            I’m just saying that the West isn’t innocent in Ukraine either.

          • LorCanada

            To: Marco — You are incorrect. The oil price has gone DOWN many months ago. Haven’t you noticed? Since there is a glut on the world market it’s hardly a bone to fight over by nations.

          • Marco Zala

            Fracking will give us some time, but it will never be able to fully replace conventional oil production of 70 million barrels per day.
            The glut in one chart.

          • gmab

            I think you’re overly preoccupied with fantasies that the West dream and think of Russia daily. US has little trade with Russia and EU has already found other buyers for most of the banned foods & expanding oil & gas connections outside Europe. Russia has nothing the West wants but everything China needs and wants!

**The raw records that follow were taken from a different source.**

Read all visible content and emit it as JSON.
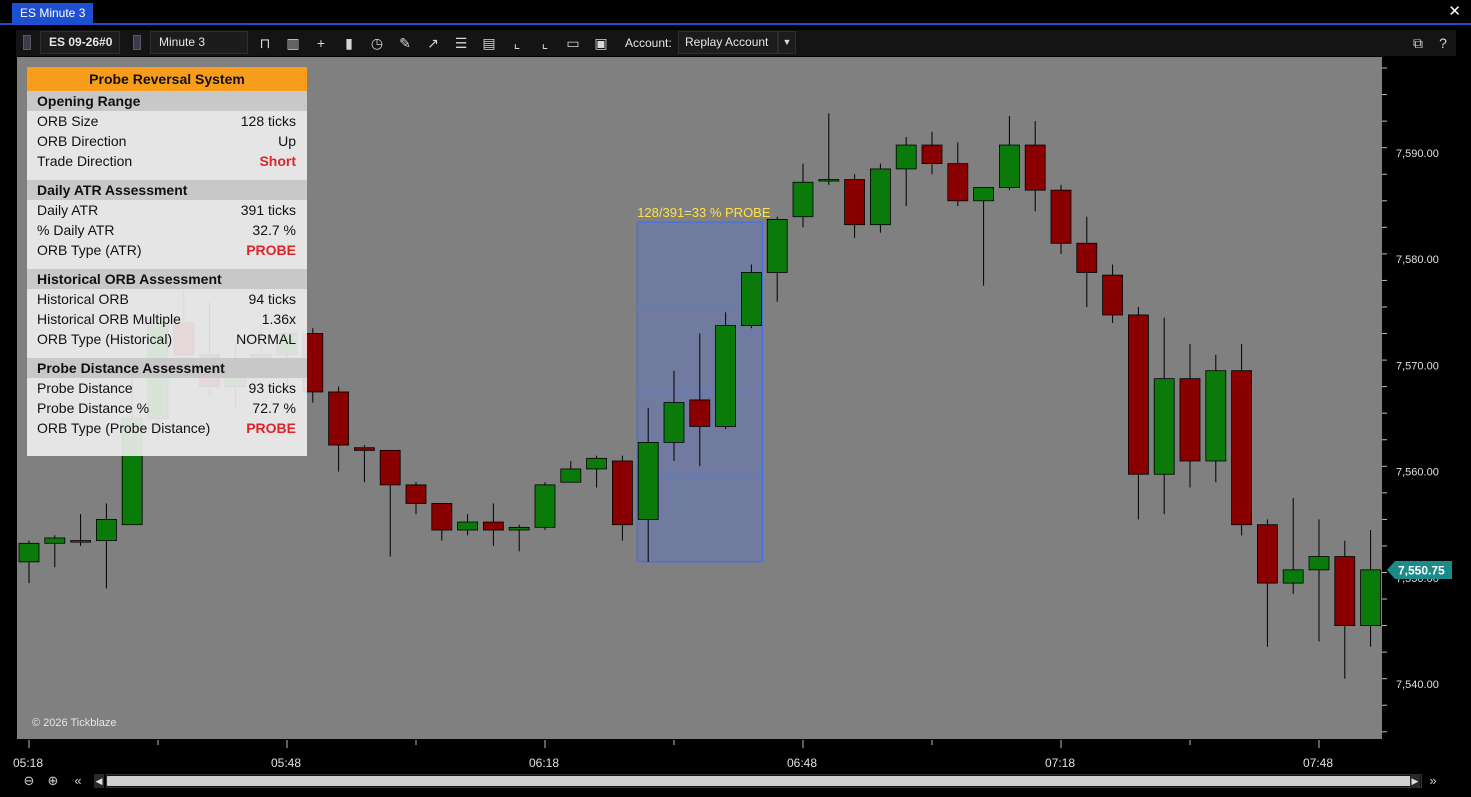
{
  "window": {
    "tab_title": "ES Minute 3",
    "close_glyph": "✕"
  },
  "toolbar": {
    "instrument": "ES 09-26#0",
    "timeframe": "Minute 3",
    "account_label": "Account:",
    "account_value": "Replay Account",
    "icons": [
      "bar-type-icon",
      "chart-style-icon",
      "crosshair-icon",
      "candles-icon",
      "clock-icon",
      "pencil-icon",
      "indicator-icon",
      "list-icon",
      "strategy-icon",
      "axis-icon",
      "axis-alt-icon",
      "folder-icon",
      "save-icon"
    ],
    "help": "?"
  },
  "panel": {
    "title": "Probe Reversal System",
    "sections": [
      {
        "title": "Opening Range",
        "rows": [
          {
            "label": "ORB Size",
            "value": "128 ticks",
            "highlight": false
          },
          {
            "label": "ORB Direction",
            "value": "Up",
            "highlight": false
          },
          {
            "label": "Trade Direction",
            "value": "Short",
            "highlight": true
          }
        ]
      },
      {
        "title": "Daily ATR Assessment",
        "rows": [
          {
            "label": "Daily ATR",
            "value": "391 ticks",
            "highlight": false
          },
          {
            "label": "% Daily ATR",
            "value": "32.7 %",
            "highlight": false
          },
          {
            "label": "ORB Type (ATR)",
            "value": "PROBE",
            "highlight": true
          }
        ]
      },
      {
        "title": "Historical ORB Assessment",
        "rows": [
          {
            "label": "Historical ORB",
            "value": "94 ticks",
            "highlight": false
          },
          {
            "label": "Historical ORB Multiple",
            "value": "1.36x",
            "highlight": false
          },
          {
            "label": "ORB Type (Historical)",
            "value": "NORMAL",
            "highlight": false
          }
        ]
      },
      {
        "title": "Probe Distance Assessment",
        "rows": [
          {
            "label": "Probe Distance",
            "value": "93 ticks",
            "highlight": false
          },
          {
            "label": "Probe Distance %",
            "value": "72.7 %",
            "highlight": false
          },
          {
            "label": "ORB Type (Probe Distance)",
            "value": "PROBE",
            "highlight": true
          }
        ]
      }
    ]
  },
  "chart": {
    "annotation": "128/391=33 % PROBE",
    "current_price": "7,550.75",
    "copyright": "© 2026 Tickblaze",
    "price_ticks": [
      "7,590.00",
      "7,580.00",
      "7,570.00",
      "7,560.00",
      "7,550.00",
      "7,540.00"
    ],
    "time_ticks": [
      "05:18",
      "05:48",
      "06:18",
      "06:48",
      "07:18",
      "07:48"
    ],
    "colors": {
      "up": "#0a7a0a",
      "down": "#8a0000",
      "box": "#6b7aaa",
      "annotation": "#ffe14a",
      "price_tag": "#1a8a8a"
    }
  },
  "chart_data": {
    "type": "candlestick",
    "price_range": [
      7533,
      7599
    ],
    "candles": [
      {
        "o": 7551.5,
        "h": 7553.5,
        "l": 7549.5,
        "c": 7553.25
      },
      {
        "o": 7553.25,
        "h": 7554.0,
        "l": 7551.0,
        "c": 7553.75
      },
      {
        "o": 7553.5,
        "h": 7556.0,
        "l": 7553.0,
        "c": 7553.5
      },
      {
        "o": 7553.5,
        "h": 7557.0,
        "l": 7549.0,
        "c": 7555.5
      },
      {
        "o": 7555.0,
        "h": 7569.0,
        "l": 7556.0,
        "c": 7565.0
      },
      {
        "o": 7565.0,
        "h": 7575.0,
        "l": 7563.0,
        "c": 7574.0
      },
      {
        "o": 7574.0,
        "h": 7577.0,
        "l": 7572.0,
        "c": 7571.0
      },
      {
        "o": 7571.0,
        "h": 7576.0,
        "l": 7567.0,
        "c": 7568.0
      },
      {
        "o": 7568.0,
        "h": 7572.0,
        "l": 7566.0,
        "c": 7570.0
      },
      {
        "o": 7570.0,
        "h": 7574.0,
        "l": 7569.0,
        "c": 7571.0
      },
      {
        "o": 7571.0,
        "h": 7573.0,
        "l": 7568.0,
        "c": 7573.0
      },
      {
        "o": 7573.0,
        "h": 7573.5,
        "l": 7566.5,
        "c": 7567.5
      },
      {
        "o": 7567.5,
        "h": 7568.0,
        "l": 7560.0,
        "c": 7562.5
      },
      {
        "o": 7562.25,
        "h": 7562.5,
        "l": 7559.0,
        "c": 7562.0
      },
      {
        "o": 7562.0,
        "h": 7562.0,
        "l": 7552.0,
        "c": 7558.75
      },
      {
        "o": 7558.75,
        "h": 7559.0,
        "l": 7556.0,
        "c": 7557.0
      },
      {
        "o": 7557.0,
        "h": 7557.0,
        "l": 7553.5,
        "c": 7554.5
      },
      {
        "o": 7554.5,
        "h": 7556.0,
        "l": 7554.0,
        "c": 7555.25
      },
      {
        "o": 7555.25,
        "h": 7557.0,
        "l": 7553.0,
        "c": 7554.5
      },
      {
        "o": 7554.5,
        "h": 7555.0,
        "l": 7552.5,
        "c": 7554.75
      },
      {
        "o": 7554.75,
        "h": 7559.0,
        "l": 7554.5,
        "c": 7558.75
      },
      {
        "o": 7559.0,
        "h": 7561.0,
        "l": 7559.0,
        "c": 7560.25
      },
      {
        "o": 7560.25,
        "h": 7561.5,
        "l": 7558.5,
        "c": 7561.25
      },
      {
        "o": 7561.0,
        "h": 7561.5,
        "l": 7553.5,
        "c": 7555.0
      },
      {
        "o": 7555.5,
        "h": 7566.0,
        "l": 7551.5,
        "c": 7562.75
      },
      {
        "o": 7562.75,
        "h": 7569.5,
        "l": 7561.0,
        "c": 7566.5
      },
      {
        "o": 7566.75,
        "h": 7573.0,
        "l": 7560.5,
        "c": 7564.25
      },
      {
        "o": 7564.25,
        "h": 7575.0,
        "l": 7564.0,
        "c": 7573.75
      },
      {
        "o": 7573.75,
        "h": 7579.5,
        "l": 7573.5,
        "c": 7578.75
      },
      {
        "o": 7578.75,
        "h": 7584.0,
        "l": 7576.0,
        "c": 7583.75
      },
      {
        "o": 7584.0,
        "h": 7589.0,
        "l": 7583.0,
        "c": 7587.25
      },
      {
        "o": 7587.5,
        "h": 7593.75,
        "l": 7587.0,
        "c": 7587.5
      },
      {
        "o": 7587.5,
        "h": 7588.0,
        "l": 7582.0,
        "c": 7583.25
      },
      {
        "o": 7583.25,
        "h": 7589.0,
        "l": 7582.5,
        "c": 7588.5
      },
      {
        "o": 7588.5,
        "h": 7591.5,
        "l": 7585.0,
        "c": 7590.75
      },
      {
        "o": 7590.75,
        "h": 7592.0,
        "l": 7588.0,
        "c": 7589.0
      },
      {
        "o": 7589.0,
        "h": 7591.0,
        "l": 7585.0,
        "c": 7585.5
      },
      {
        "o": 7585.5,
        "h": 7586.5,
        "l": 7577.5,
        "c": 7586.75
      },
      {
        "o": 7586.75,
        "h": 7593.5,
        "l": 7586.5,
        "c": 7590.75
      },
      {
        "o": 7590.75,
        "h": 7593.0,
        "l": 7584.5,
        "c": 7586.5
      },
      {
        "o": 7586.5,
        "h": 7587.0,
        "l": 7580.5,
        "c": 7581.5
      },
      {
        "o": 7581.5,
        "h": 7584.0,
        "l": 7575.5,
        "c": 7578.75
      },
      {
        "o": 7578.5,
        "h": 7579.5,
        "l": 7574.0,
        "c": 7574.75
      },
      {
        "o": 7574.75,
        "h": 7575.5,
        "l": 7555.5,
        "c": 7559.75
      },
      {
        "o": 7559.75,
        "h": 7574.5,
        "l": 7556.0,
        "c": 7568.75
      },
      {
        "o": 7568.75,
        "h": 7572.0,
        "l": 7558.5,
        "c": 7561.0
      },
      {
        "o": 7561.0,
        "h": 7571.0,
        "l": 7559.0,
        "c": 7569.5
      },
      {
        "o": 7569.5,
        "h": 7572.0,
        "l": 7554.0,
        "c": 7555.0
      },
      {
        "o": 7555.0,
        "h": 7555.5,
        "l": 7543.5,
        "c": 7549.5
      },
      {
        "o": 7549.5,
        "h": 7557.5,
        "l": 7548.5,
        "c": 7550.75
      },
      {
        "o": 7550.75,
        "h": 7555.5,
        "l": 7544.0,
        "c": 7552.0
      },
      {
        "o": 7552.0,
        "h": 7553.5,
        "l": 7540.5,
        "c": 7545.5
      },
      {
        "o": 7545.5,
        "h": 7554.5,
        "l": 7543.5,
        "c": 7550.75
      }
    ],
    "probe_box": {
      "price_high": 7583.5,
      "price_low": 7551.5,
      "mid_lines": [
        7575.5,
        7567.5,
        7559.5
      ],
      "first_candle": 24,
      "last_candle": 28
    }
  }
}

          • Marco Zala

            Germany wants to build new pipelines to Russia. Europe is not pleased with the Sino-Russo pipeline.

          • gmab

            Only Putin’s result is war. Mature leaders would have reacted to this much differently. The USSR is dead. Russia owns no country from the former USSR. Do you understand this! Now Putin has made more enemies than ever before. The people of Russia will suffer once again from yet another idiotic President.

          • Marco Zala

            I agree, Russia should have not reacted to the changes in Ukraine.

          • LorCanada

            To; Marco — There is no officially DECLARED WAR. Putin has seen to that by his constant denial of any involvement in Ukraine’s destruction by non-existent Russian troops. And President Poroshenko has not declared war either, he’s merely defending his homeland.
            Putin is guilty of invading Ukraine first by doing a LAND GRAB of CRIMEA and then overtaking east Ukraine. You know the rest. That isn’t so hard to understand, is it?

          • Marco Zala

            I haven’t denided Russia’s annexation of Crimea or involment in East Ukraine. All that I’m saying is that they where reactions to Western involment in Ukraine.

        • Dagwood Bumstead

          Putin’s actions have made NATO troops in the Ukraine MORE likely, not less. Before 2014 there was little support for NATO membership, at best 10-15% of the Ukrainian population supported it according to opinion polls. Now, over 50% support NATO membership- and the longer the dwarf’s aggression lasts, the bigger the support will be. Russia is no longer considered a friendly neighbour, but a totally untrustworthy one.
          And with Turkey, Bulgaria and Rumania already in NATO, Russia does not control the Black Sea, even with the Crimea.
          To say that the Association Agreement ignited the Euromaidan is absurd. Yanukovich refusing to sign it did. And Moscow’s aggression ignited the conflict, not Euromaidan.

          • Marco Zala

            “To say that the Association Agreement ignited the Euromaidan is absurd. Yanukovich refusing to sign it did. And Moscow’s aggression ignited the conflict, not Euromaidan.” Cause and Effect.

            So why did we offer Ukraine this Agreement when we understod that this would lead war ? Now we of course claim that we had no clue. Why did we do it ?

          • Dagwood Bumstead

            Nonsense! neither Kyiv or the EU wanted war, nor did signing the Association Treaty imply a declaration of war from either Kyiv or the EU. It only led to war because the demented dwarf wanted a war, for no other reason at all. There was no reason for either Kyiv or the EU to assume that the dwarf would be so stupid as to invade what was until then a friendly neighbour. Now that friendly neighbour considers Russia to be a hostile country and will act accordingly. Moscow is, thanks to its own stupidity, making an enemy of a country that wasn’t and has lost all influence in Kyiv, perhaps forever.

    • gmab

      Ukraine can never be fully independant with Russia meddling & controlling it from the inside. Losing Yanukovych is what scared Putin to the point of terror. The Black Sea is open to many ports on Russia’s coast. Your argument is script. The only huge threat to Russia, is PUTIN!!

      • Marco Zala

        Russia seems to have been terrified by the events in Ukraine and reacted out of fear. So, was really necessary by us in the West to create this situation ?